Kids jumping.

2018 Research Highlights: Youth Development

Research related to youth development focuses on educating and empowering today's youth. In 2018, all the research projects mapped to this program included elements focused on minorities and other underserved populations in Minnesota. 2018 highlights include:

  • A study of the effectiveness of Ramsey County's truancy intervention programs revealed two key issues requiring further study and possible policy changes: 1) The interventions did not improve the attendance of students in the program after one year compared to students in Hennepin County; and, 2) Students of color were more likely to have their absences coded as "unexcused" which led to them disproportionately being referred to the program compared to white students. Further analysis is needed but PIs stressed the need for program analysis to look at the long-term effects, as short-term decreases in absenteeism may be misleading.
  • A researcher conducting a study on Hmong student achievement made appearances on the Hmong TV Network and Dr. Chai Lee's Talking Education Radio Show where he discussed children's learning styles and parental expectations.
  • Research on the achievement gap showed that active learning--things like working in groups and taking part in classroom discussions--can help close the achievement gap.

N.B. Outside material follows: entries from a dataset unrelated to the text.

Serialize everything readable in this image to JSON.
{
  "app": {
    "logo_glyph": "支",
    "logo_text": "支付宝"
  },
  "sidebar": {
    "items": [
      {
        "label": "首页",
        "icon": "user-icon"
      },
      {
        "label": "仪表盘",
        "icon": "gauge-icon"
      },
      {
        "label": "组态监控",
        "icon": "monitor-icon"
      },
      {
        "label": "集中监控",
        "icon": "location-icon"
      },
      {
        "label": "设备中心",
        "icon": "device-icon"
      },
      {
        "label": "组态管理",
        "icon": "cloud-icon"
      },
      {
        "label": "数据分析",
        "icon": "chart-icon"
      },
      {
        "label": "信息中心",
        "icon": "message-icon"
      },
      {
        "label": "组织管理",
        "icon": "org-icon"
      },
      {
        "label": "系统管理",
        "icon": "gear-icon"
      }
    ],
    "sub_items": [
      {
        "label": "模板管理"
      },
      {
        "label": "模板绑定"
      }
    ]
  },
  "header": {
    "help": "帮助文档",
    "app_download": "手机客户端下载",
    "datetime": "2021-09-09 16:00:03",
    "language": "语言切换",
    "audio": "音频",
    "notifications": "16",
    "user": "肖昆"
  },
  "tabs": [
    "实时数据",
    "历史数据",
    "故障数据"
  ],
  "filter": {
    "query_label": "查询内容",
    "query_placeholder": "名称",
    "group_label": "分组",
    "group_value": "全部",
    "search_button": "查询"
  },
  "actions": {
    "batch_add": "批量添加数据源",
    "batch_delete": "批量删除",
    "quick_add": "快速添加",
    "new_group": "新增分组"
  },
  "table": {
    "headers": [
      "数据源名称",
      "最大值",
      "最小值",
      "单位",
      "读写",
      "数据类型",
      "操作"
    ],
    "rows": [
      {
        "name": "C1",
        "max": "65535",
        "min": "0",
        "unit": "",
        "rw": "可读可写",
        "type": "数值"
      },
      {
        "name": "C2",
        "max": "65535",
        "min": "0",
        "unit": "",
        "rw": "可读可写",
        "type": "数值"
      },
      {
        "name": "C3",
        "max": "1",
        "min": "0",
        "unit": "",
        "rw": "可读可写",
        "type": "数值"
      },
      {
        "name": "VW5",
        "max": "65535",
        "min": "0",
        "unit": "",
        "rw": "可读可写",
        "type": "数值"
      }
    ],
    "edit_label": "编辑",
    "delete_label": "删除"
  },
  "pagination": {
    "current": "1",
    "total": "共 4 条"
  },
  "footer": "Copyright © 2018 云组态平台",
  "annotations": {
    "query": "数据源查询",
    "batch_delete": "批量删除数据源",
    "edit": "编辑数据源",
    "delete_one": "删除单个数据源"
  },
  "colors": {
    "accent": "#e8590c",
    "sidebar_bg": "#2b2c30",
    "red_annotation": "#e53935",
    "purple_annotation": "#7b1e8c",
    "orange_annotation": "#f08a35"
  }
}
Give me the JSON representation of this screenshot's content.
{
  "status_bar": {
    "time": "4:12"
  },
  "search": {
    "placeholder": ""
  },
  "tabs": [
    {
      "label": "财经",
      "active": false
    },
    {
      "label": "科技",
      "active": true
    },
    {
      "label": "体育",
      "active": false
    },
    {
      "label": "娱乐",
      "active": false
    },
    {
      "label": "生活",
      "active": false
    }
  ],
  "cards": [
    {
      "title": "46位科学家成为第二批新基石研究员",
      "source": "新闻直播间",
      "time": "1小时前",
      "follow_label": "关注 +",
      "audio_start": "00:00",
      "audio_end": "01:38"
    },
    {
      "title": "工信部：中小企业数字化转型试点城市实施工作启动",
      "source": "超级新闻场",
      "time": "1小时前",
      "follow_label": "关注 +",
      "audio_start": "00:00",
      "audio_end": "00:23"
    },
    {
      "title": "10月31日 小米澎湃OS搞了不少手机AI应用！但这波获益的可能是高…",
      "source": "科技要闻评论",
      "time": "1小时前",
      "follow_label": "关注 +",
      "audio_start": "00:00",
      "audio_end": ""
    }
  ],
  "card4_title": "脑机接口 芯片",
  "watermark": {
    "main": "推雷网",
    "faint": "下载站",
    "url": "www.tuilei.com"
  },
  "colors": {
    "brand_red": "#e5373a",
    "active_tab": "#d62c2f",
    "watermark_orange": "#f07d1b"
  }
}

This knowledge gain will provide valuable information toward designing better classroom experiences for all students.
  • The U Connect program, a collaborative project including partners from Minnesota, Tennessee and Kentucky, realized short-term improvements regarding students receiving support to become more confident in their skills and abilities to achieve academic success.
  • Researchers used human resource data from the Minnesota Department of Education and student score data to examine the distribution of teacher quality in parts of Minnesota and to devise tools for improving the selection of teachers.
  • A study of the role of mentoring in youth development included a survey conducted at the Minnesota State Fair. Results showed that while parents and caregivers see value in connecting their children with supportive adults, they have little experience doing it.

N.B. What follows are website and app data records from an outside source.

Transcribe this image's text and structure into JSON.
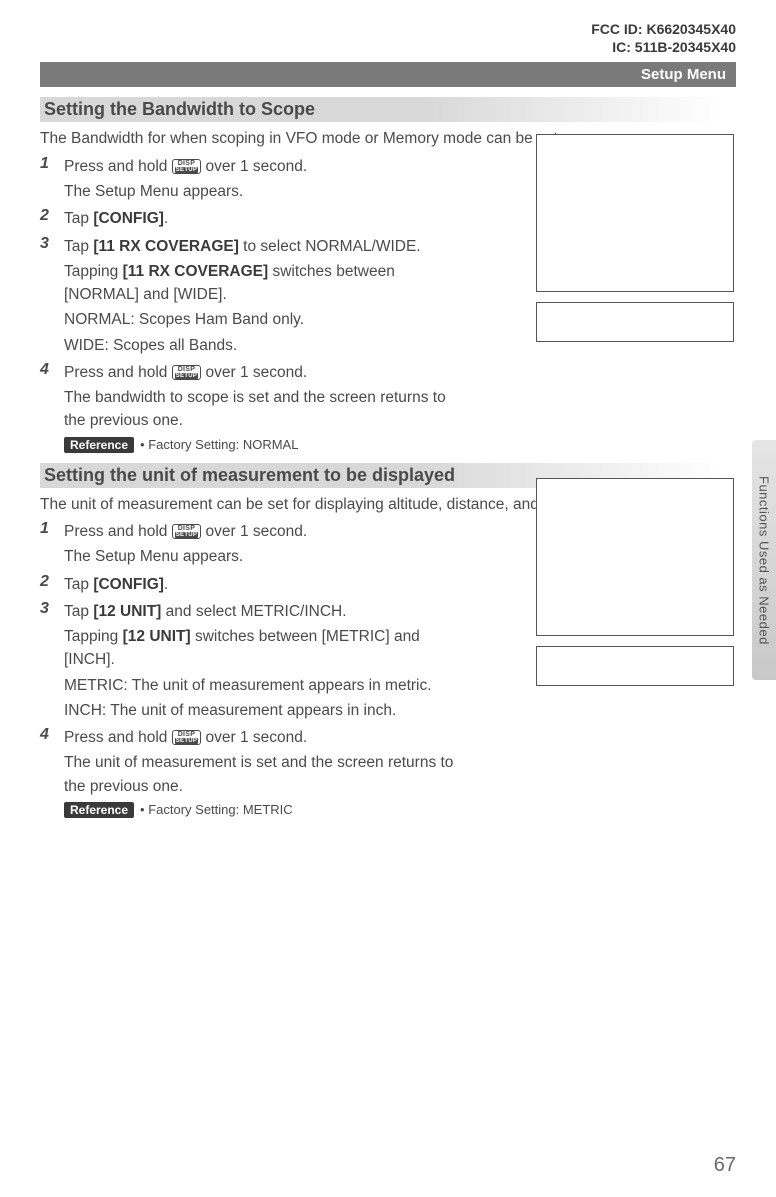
{
  "header": {
    "fcc": "FCC ID: K6620345X40",
    "ic": "IC: 511B-20345X40"
  },
  "menu_bar": "Setup Menu",
  "side_tab": "Functions Used as Needed",
  "page_number": "67",
  "disp_key": {
    "top": "DISP",
    "bottom": "SETUP"
  },
  "ref_label": "Reference",
  "section1": {
    "title": "Setting the Bandwidth to Scope",
    "intro": "The Bandwidth for when scoping in VFO mode or Memory mode can be set.",
    "steps": {
      "s1a": "Press and hold ",
      "s1b": " over 1 second.",
      "s1sub": "The Setup Menu appears.",
      "s2a": "Tap ",
      "s2b": "[CONFIG]",
      "s2c": ".",
      "s3a": "Tap ",
      "s3b": "[11 RX COVERAGE]",
      "s3c": " to select NORMAL/WIDE.",
      "s3sub1a": "Tapping ",
      "s3sub1b": "[11 RX COVERAGE]",
      "s3sub1c": " switches between [NORMAL] and [WIDE].",
      "s3sub2": "NORMAL: Scopes Ham Band only.",
      "s3sub3": "WIDE: Scopes all Bands.",
      "s4a": "Press and hold ",
      "s4b": " over 1 second.",
      "s4sub": "The bandwidth to scope is set and the screen returns to the previous one."
    },
    "reference": "• Factory Setting: NORMAL"
  },
  "section2": {
    "title": "Setting the unit of measurement to be displayed",
    "intro": "The unit of measurement can be set for displaying altitude, distance, and speed.",
    "steps": {
      "s1a": "Press and hold ",
      "s1b": " over 1 second.",
      "s1sub": "The Setup Menu appears.",
      "s2a": "Tap ",
      "s2b": "[CONFIG]",
      "s2c": ".",
      "s3a": "Tap ",
      "s3b": "[12 UNIT]",
      "s3c": " and select METRIC/INCH.",
      "s3sub1a": "Tapping ",
      "s3sub1b": "[12 UNIT]",
      "s3sub1c": " switches between [METRIC] and [INCH].",
      "s3sub2": "METRIC: The unit of measurement appears in metric.",
      "s3sub3": "INCH: The unit of measurement appears in inch.",
      "s4a": "Press and hold ",
      "s4b": " over 1 second.",
      "s4sub": "The unit of measurement is set and the screen returns to the previous one."
    },
    "reference": "• Factory Setting: METRIC"
  }
}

In fiscal year 2018, MAES supported research related to youth development was connected to:

14 Projects
14 Principal Investigators
3 Peer-Reviewed Journals